“Well, thunder is loud,” said William coldly. “It’s nachrally loud. I can’t help thunder being’ nachrally loud.”
“Thunder more gently, William,” commanded Mrs Bruce Monkton-Bruce.
Just to annoy them William made an almost inaudible rumble of thunder, but to his own great annoyance it didn’t annoy them at all.

William was particularly anxious to show off because he had told the Outlaws that he was the star of the play – and not only that, he had also told Sir Giles Hampton that he was the star of the play. Sir Giles, a major London actor suffering from depression, was on a rest cure in the village and had wryly befriended William. He seemed amused by William’s complete lack of respect for his eminence:

“Do you know who I am?” he said majestically.
“No,” said William simply, “an’ I bet you don’t know who I am either.”
I am a very great actor,” said the man.
“So’m I,” said William promptly, “I’m the most important person in the play I’m in now. It’s to raise money for my football an’ the Lit’rary Society’s cinematograph”

So, of course, William has to prove to his audience that he is the most important person in the play. He does this not just by overexuberant sound effects, but by doctoring the theatrical programmes:

He had copied down the dramatis personæ from the ordinary programme, but at the end he had put an “and” and then in gigantic letters:
Horses’ Hooves
And All Other Noises:
William Brown

There is simply nothing about this story that doesn’t make me guffaw.

And just to top it all, William’s little mistake with the paper ‘snow’ he was supposed to pour in from the rafters (the mistake involved a bucket of water) managed to get two of the actors engaged. And he cures Sir Giles’s depression. So all’s well that ends well.

The facts

“Why didn’t you tell me the river is flooding?” she screamed, “You must have known.”
“Well,” said William with a burst of inspiration, “I din’ want to give you a sudden shock – what I thought it might give you tellin’ you you was macarooned.”

  • Number: 7.9
  • Published: 1927 (same year in magazine form)
  • Book: William the Outlaw
  • Synopsis: William climbs through a fissure in a cave and floods a sanatorium.


At last a break from cunning costume ploys: a classic old adventure story in which William goes exploring a narrow fissure at the back of a local cave (looking for smugglers) and emerges, unexpectedly, in a field with which he is unfamiliar.

“Who’s in charge of the staff, then?”
“Me.” said William simply. “I’m all there is left of it.”
He was rewarded by an even finer display of hysterics than the one before. He sat and watched this one, too, with critical enjoyment as one might watch a firework display or an exhibition of conjuring.

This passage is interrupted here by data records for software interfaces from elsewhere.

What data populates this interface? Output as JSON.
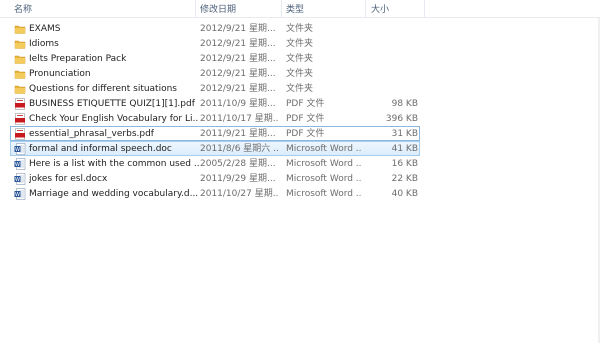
{
  "columns": {
    "name": "名称",
    "date": "修改日期",
    "type": "类型",
    "size": "大小"
  },
  "files": [
    {
      "name": "EXAMS",
      "date": "2012/9/21 星期...",
      "type": "文件夹",
      "size": "",
      "icon": "folder-icon"
    },
    {
      "name": "Idioms",
      "date": "2012/9/21 星期...",
      "type": "文件夹",
      "size": "",
      "icon": "folder-icon"
    },
    {
      "name": "Ielts Preparation Pack",
      "date": "2012/9/21 星期...",
      "type": "文件夹",
      "size": "",
      "icon": "folder-icon"
    },
    {
      "name": "Pronunciation",
      "date": "2012/9/21 星期...",
      "type": "文件夹",
      "size": "",
      "icon": "folder-icon"
    },
    {
      "name": "Questions for different situations",
      "date": "2012/9/21 星期...",
      "type": "文件夹",
      "size": "",
      "icon": "folder-icon"
    },
    {
      "name": "BUSINESS ETIQUETTE QUIZ[1][1].pdf",
      "date": "2011/10/9 星期...",
      "type": "PDF 文件",
      "size": "98 KB",
      "icon": "pdf-icon"
    },
    {
      "name": "Check Your English Vocabulary for Li...",
      "date": "2011/10/17 星期...",
      "type": "PDF 文件",
      "size": "396 KB",
      "icon": "pdf-icon"
    },
    {
      "name": "essential_phrasal_verbs.pdf",
      "date": "2011/9/21 星期...",
      "type": "PDF 文件",
      "size": "31 KB",
      "icon": "pdf-icon"
    },
    {
      "name": "formal and informal speech.doc",
      "date": "2011/8/6 星期六 ...",
      "type": "Microsoft Word ...",
      "size": "41 KB",
      "icon": "word-icon"
    },
    {
      "name": "Here is a list with the common used ...",
      "date": "2005/2/28 星期...",
      "type": "Microsoft Word ...",
      "size": "16 KB",
      "icon": "word-icon"
    },
    {
      "name": "jokes for esl.docx",
      "date": "2011/9/29 星期...",
      "type": "Microsoft Word ...",
      "size": "22 KB",
      "icon": "word-icon"
    },
    {
      "name": "Marriage and wedding vocabulary.d...",
      "date": "2011/10/27 星期...",
      "type": "Microsoft Word ...",
      "size": "40 KB",
      "icon": "word-icon"
    }
  ],
  "focused_index": 7,
  "selected_index": 8,
  "colors": {
    "folder": "#e8b43a",
    "pdf": "#c8191f",
    "word": "#2a5699",
    "selection": "#dcecfb"
  }
}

His attitude seemed to irritate her.

He then readily agrees to take over the job of a servant-boy in the nursing home he comes across, floods the back yard, makes the patients cocoa using knife powder, unintentionally cures a patient suffering a nervous breakdown, fills the house with animals, kidnaps two young children and fakes amnesia – all before returning to the cave whence he had come and discovering that his entire family believes he had died in there.

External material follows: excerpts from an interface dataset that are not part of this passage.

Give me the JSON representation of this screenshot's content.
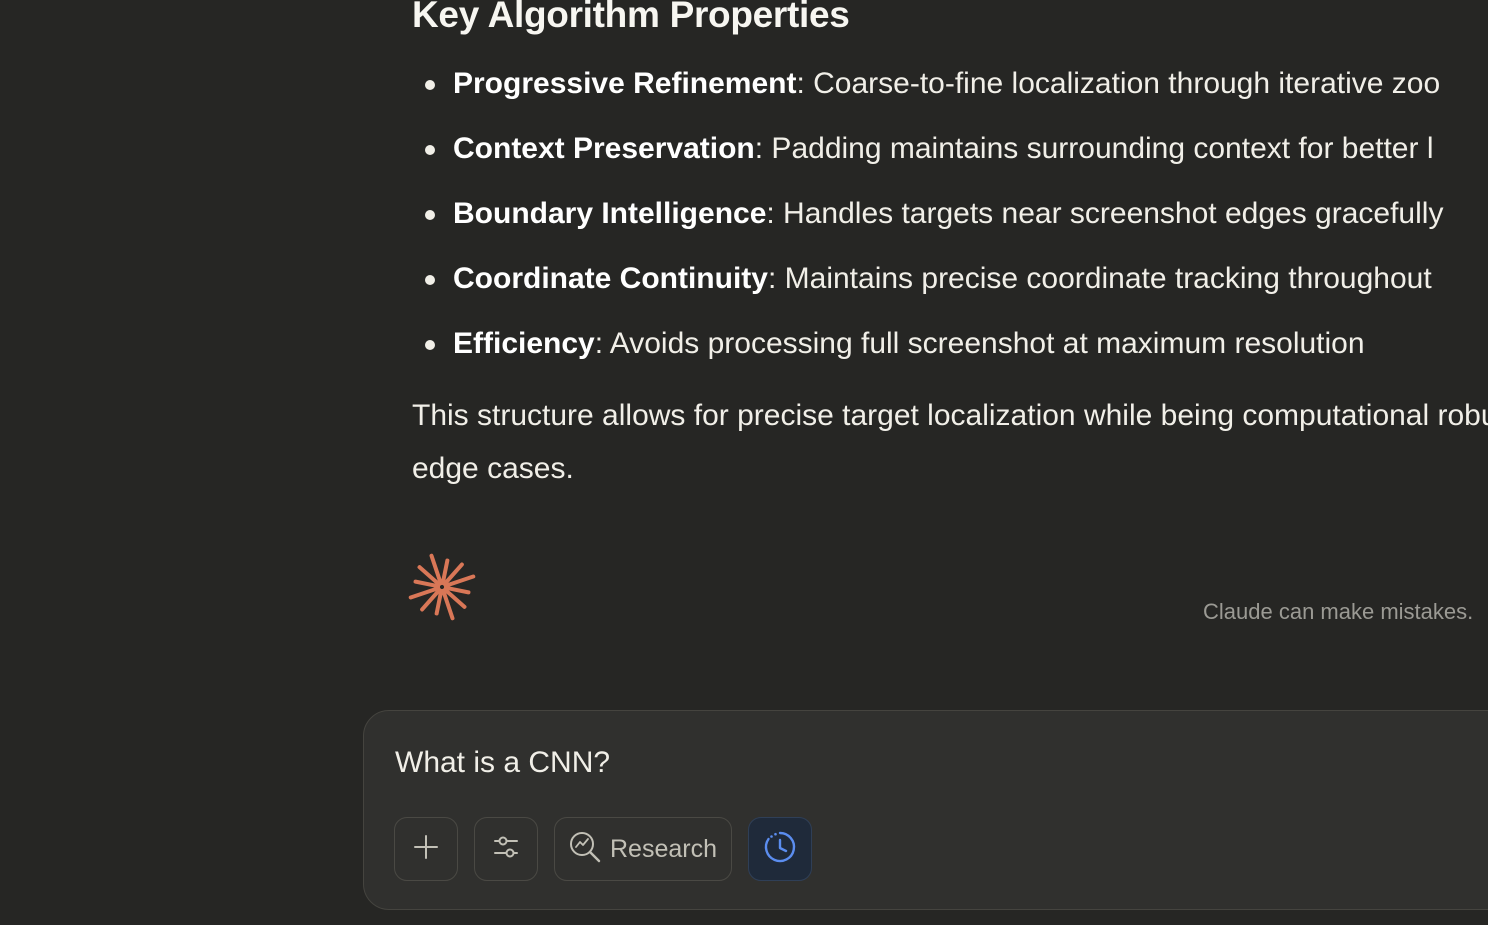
{
  "content": {
    "heading": "Key Algorithm Properties",
    "bullets": [
      {
        "term": "Progressive Refinement",
        "text": ": Coarse-to-fine localization through iterative zoo"
      },
      {
        "term": "Context Preservation",
        "text": ": Padding maintains surrounding context for better l"
      },
      {
        "term": "Boundary Intelligence",
        "text": ": Handles targets near screenshot edges gracefully"
      },
      {
        "term": "Coordinate Continuity",
        "text": ": Maintains precise coordinate tracking throughout"
      },
      {
        "term": "Efficiency",
        "text": ": Avoids processing full screenshot at maximum resolution"
      }
    ],
    "paragraph": "This structure allows for precise target localization while being computational robust to edge cases."
  },
  "disclaimer": "Claude can make mistakes.",
  "composer": {
    "input_text": "What is a CNN?",
    "buttons": {
      "add_icon": "plus-icon",
      "tools_icon": "sliders-icon",
      "research_label": "Research",
      "research_icon": "research-icon",
      "history_icon": "clock-icon"
    }
  },
  "colors": {
    "background": "#262624",
    "composer_background": "#30302e",
    "accent_logo": "#d97757",
    "history_active": "#5b8def",
    "muted_text": "#9b9a94"
  }
}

This is an exceptional concatenation of chaos even for William, and unusually there is no real purpose to it (either good intention or bad). It just kind of happens and he finds himself getting deeper and deeper into it.

But I always think that William’s chaoses are far more entertaining when they form unintended consequences of a deliberate decision, rather than just being flukes.